Data for this task below:

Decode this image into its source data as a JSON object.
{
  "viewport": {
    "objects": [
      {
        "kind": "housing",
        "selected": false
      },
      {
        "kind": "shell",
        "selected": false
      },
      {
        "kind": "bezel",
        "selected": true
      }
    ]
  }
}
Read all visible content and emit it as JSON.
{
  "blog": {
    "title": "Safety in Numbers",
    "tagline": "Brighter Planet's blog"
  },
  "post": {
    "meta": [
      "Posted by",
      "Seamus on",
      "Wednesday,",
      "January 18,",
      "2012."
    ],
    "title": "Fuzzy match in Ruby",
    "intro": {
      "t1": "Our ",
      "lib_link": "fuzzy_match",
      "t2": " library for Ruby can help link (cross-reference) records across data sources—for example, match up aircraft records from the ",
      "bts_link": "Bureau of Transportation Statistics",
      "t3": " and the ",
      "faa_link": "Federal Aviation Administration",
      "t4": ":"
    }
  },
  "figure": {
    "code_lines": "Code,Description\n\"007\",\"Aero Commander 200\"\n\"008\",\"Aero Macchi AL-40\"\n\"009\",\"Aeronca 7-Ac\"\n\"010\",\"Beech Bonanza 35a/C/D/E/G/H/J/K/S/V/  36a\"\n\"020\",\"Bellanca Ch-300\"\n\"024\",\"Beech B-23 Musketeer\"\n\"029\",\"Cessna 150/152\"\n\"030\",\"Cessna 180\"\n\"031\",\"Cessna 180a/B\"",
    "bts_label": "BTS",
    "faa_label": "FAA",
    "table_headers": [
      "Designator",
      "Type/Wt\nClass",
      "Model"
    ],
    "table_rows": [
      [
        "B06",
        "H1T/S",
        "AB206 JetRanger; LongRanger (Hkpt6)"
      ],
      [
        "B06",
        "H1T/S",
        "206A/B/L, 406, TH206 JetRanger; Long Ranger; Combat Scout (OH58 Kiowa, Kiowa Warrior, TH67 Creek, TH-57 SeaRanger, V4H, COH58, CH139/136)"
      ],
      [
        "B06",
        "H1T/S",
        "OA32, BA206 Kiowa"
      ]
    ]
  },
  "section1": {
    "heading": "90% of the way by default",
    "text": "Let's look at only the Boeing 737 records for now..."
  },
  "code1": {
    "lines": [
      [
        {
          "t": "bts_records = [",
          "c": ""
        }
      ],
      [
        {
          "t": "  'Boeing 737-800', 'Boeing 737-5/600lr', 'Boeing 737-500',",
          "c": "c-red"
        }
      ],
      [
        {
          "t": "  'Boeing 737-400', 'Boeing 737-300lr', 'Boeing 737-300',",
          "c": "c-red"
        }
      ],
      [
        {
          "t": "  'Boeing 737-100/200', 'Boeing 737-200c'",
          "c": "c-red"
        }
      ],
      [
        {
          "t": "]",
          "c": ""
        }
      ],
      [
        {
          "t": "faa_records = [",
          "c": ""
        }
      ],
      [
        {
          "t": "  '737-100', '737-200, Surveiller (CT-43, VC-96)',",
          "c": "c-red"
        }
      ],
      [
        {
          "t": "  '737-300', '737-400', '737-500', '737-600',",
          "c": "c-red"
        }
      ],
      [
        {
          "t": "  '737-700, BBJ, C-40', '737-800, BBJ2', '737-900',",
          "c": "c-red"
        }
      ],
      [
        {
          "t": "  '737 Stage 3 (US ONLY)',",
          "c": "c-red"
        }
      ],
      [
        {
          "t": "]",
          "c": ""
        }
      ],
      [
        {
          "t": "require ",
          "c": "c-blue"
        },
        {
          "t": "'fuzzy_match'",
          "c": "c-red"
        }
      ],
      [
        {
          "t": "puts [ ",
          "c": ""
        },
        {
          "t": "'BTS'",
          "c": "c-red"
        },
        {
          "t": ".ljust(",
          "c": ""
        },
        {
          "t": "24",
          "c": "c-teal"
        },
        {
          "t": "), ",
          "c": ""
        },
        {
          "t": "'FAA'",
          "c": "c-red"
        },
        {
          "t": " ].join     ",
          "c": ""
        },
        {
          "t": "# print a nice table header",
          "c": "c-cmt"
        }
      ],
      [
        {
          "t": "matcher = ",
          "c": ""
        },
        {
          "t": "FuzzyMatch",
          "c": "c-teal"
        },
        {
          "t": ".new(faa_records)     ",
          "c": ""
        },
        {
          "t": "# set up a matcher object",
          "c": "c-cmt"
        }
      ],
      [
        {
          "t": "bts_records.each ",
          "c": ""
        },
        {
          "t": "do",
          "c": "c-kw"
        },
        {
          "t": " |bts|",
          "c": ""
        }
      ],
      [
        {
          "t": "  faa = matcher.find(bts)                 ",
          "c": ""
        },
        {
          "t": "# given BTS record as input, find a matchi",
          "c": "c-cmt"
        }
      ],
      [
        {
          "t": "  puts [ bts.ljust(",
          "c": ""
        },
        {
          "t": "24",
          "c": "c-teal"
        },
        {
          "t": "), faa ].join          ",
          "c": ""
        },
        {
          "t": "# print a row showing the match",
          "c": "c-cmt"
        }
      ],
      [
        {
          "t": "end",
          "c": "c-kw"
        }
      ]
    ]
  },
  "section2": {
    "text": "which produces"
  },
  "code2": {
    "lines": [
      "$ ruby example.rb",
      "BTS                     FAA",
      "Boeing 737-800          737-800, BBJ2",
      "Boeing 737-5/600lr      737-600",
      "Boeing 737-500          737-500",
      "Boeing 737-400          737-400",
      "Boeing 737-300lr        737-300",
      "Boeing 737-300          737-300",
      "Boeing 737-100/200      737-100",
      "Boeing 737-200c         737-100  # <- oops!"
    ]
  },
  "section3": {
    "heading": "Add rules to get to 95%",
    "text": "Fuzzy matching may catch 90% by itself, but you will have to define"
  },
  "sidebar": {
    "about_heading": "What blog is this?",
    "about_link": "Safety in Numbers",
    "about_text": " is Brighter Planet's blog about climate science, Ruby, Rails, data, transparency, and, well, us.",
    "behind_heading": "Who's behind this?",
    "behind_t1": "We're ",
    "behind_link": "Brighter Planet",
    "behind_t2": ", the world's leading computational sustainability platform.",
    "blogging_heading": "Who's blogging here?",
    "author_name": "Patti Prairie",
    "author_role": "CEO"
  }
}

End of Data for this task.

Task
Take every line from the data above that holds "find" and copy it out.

Response
          "t": "  faa = matcher.find(bts)                 ",
          "t": "# given BTS record as input, find a matchi",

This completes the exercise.